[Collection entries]
★ ★ ★ ★ ★ ★ ★
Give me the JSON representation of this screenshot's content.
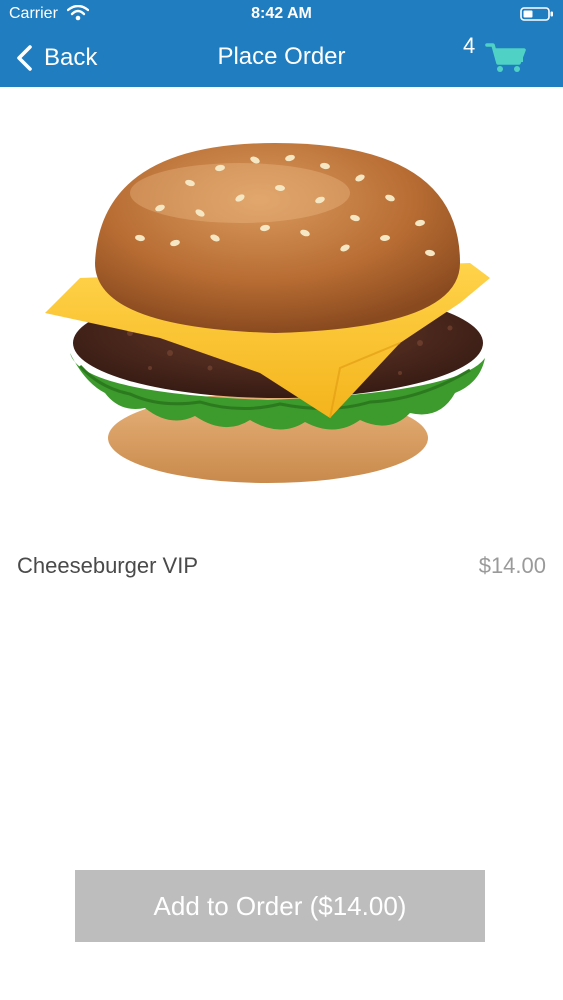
{
  "status_bar": {
    "carrier": "Carrier",
    "time": "8:42 AM",
    "icons": [
      "wifi-icon",
      "battery-icon"
    ]
  },
  "nav_bar": {
    "back_label": "Back",
    "title": "Place Order",
    "cart_count": "4",
    "icons": [
      "chevron-left-icon",
      "shopping-cart-icon"
    ]
  },
  "product": {
    "name": "Cheeseburger VIP",
    "price": "$14.00",
    "image": "cheeseburger-photo"
  },
  "actions": {
    "add_to_order_label": "Add to Order ($14.00)"
  },
  "colors": {
    "header_bg": "#1f7dc0",
    "cart_icon": "#4fd1c5",
    "button_bg": "#bdbdbd",
    "button_text": "#ffffff",
    "name_text": "#4a4a4a",
    "price_text": "#9a9a9a"
  }
}
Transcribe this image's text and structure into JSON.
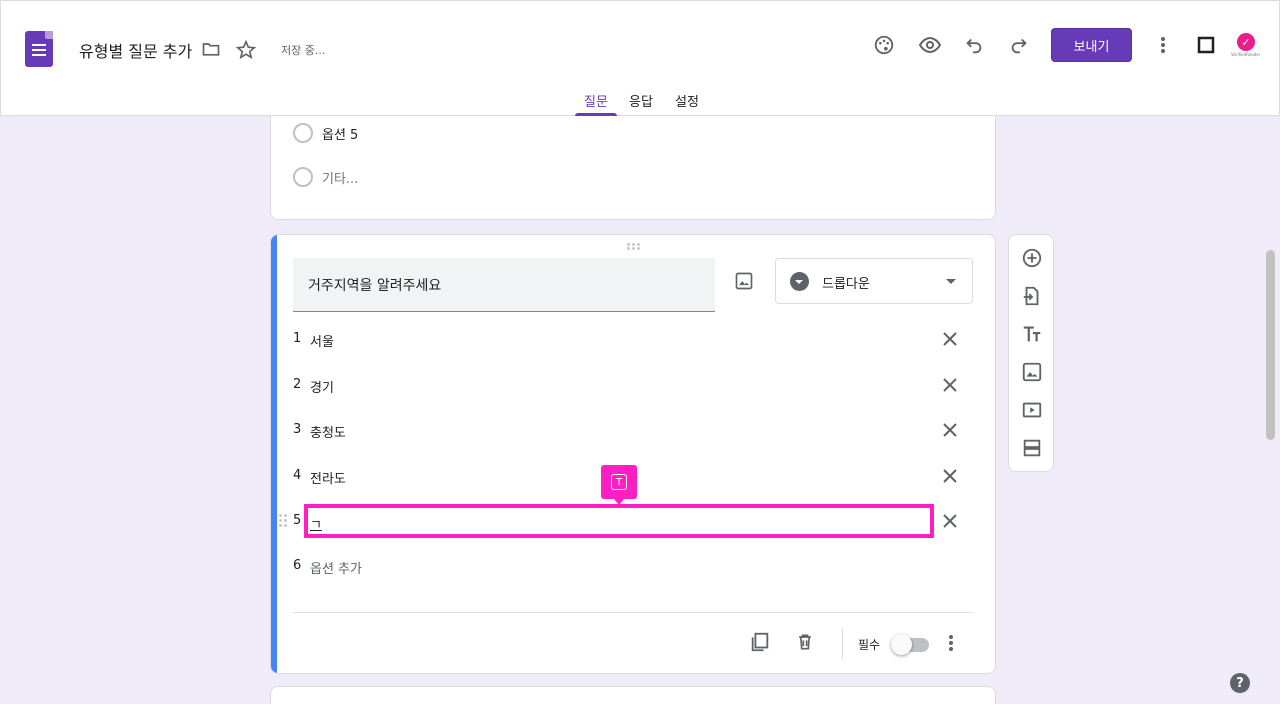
{
  "header": {
    "title": "유형별 질문 추가",
    "saving_status": "저장 중...",
    "send_label": "보내기",
    "accent": "#673ab7",
    "avatar_text": "VerifiedReader"
  },
  "tabs": [
    {
      "label": "질문",
      "active": true
    },
    {
      "label": "응답",
      "active": false
    },
    {
      "label": "설정",
      "active": false
    }
  ],
  "prev_card": {
    "options": [
      {
        "label": "옵션 5"
      },
      {
        "label": "기타..."
      }
    ]
  },
  "question": {
    "title": "거주지역을 알려주세요",
    "type_label": "드롭다운",
    "options": [
      {
        "num": "1",
        "label": "서울"
      },
      {
        "num": "2",
        "label": "경기"
      },
      {
        "num": "3",
        "label": "충청도"
      },
      {
        "num": "4",
        "label": "전라도"
      },
      {
        "num": "5",
        "label": "ㄱ"
      }
    ],
    "add_option": {
      "num": "6",
      "label": "옵션 추가"
    },
    "required_label": "필수",
    "required": false
  },
  "tooltip": {
    "glyph": "T"
  },
  "help": "?"
}
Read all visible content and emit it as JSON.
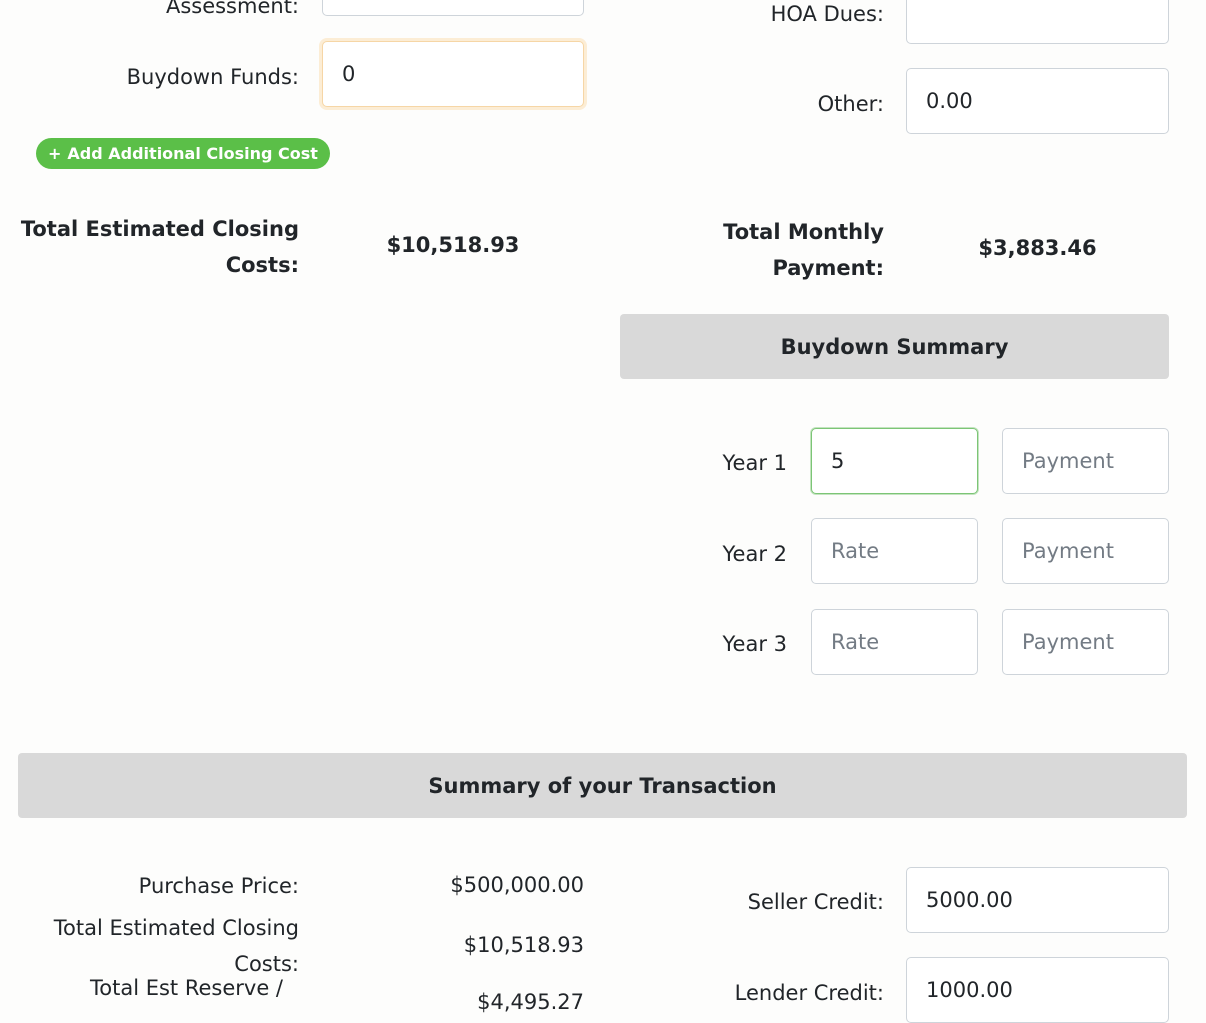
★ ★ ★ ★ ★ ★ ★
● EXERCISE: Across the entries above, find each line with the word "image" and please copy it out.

● TASK SOLUTION:
    "image": "cheeseburger-photo"
Transcribe this image's text and structure into JSON.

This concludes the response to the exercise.